* [WHAT IS REQUIRED]
Search the data for the string "Google" and copy each line in which it appears.

* [Data records]
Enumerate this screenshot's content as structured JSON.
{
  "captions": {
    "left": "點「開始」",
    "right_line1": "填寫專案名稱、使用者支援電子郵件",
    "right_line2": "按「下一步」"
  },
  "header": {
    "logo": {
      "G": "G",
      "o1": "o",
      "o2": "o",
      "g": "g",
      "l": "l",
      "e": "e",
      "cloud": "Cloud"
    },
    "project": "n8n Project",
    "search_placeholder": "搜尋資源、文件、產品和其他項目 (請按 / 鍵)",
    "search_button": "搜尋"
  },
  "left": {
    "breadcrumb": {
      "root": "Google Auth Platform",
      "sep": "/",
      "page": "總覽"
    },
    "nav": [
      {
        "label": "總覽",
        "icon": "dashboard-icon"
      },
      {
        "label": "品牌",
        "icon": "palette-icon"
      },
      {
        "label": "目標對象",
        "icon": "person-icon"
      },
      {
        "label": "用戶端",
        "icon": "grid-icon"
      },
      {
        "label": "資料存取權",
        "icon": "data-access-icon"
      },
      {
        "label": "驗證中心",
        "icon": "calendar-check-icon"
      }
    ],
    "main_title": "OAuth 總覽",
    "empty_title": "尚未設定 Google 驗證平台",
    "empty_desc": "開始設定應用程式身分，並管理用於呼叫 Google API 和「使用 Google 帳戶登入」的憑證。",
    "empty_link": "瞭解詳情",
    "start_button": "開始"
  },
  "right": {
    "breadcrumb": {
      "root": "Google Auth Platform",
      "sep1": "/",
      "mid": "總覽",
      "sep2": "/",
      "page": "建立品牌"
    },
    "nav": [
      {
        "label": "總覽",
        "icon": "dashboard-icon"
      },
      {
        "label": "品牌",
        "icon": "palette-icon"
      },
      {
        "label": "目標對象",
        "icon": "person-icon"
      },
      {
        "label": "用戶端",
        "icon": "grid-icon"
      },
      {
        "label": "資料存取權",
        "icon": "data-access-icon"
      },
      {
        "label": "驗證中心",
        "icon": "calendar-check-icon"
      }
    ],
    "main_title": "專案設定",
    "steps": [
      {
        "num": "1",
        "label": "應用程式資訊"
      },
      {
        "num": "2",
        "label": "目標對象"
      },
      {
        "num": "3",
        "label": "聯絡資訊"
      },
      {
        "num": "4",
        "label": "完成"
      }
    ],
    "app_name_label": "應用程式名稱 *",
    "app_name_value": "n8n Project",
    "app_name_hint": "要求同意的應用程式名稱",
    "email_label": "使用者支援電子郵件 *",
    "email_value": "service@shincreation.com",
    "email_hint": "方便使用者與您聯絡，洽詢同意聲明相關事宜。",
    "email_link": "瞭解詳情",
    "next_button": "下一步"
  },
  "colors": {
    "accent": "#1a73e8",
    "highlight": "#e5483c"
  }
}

* [WRITTEN SOLUTION]
      "root": "Google Auth Platform",
    "empty_title": "尚未設定 Google 驗證平台",
    "empty_desc": "開始設定應用程式身分，並管理用於呼叫 Google API 和「使用 Google 帳戶登入」的憑證。",
      "root": "Google Auth Platform",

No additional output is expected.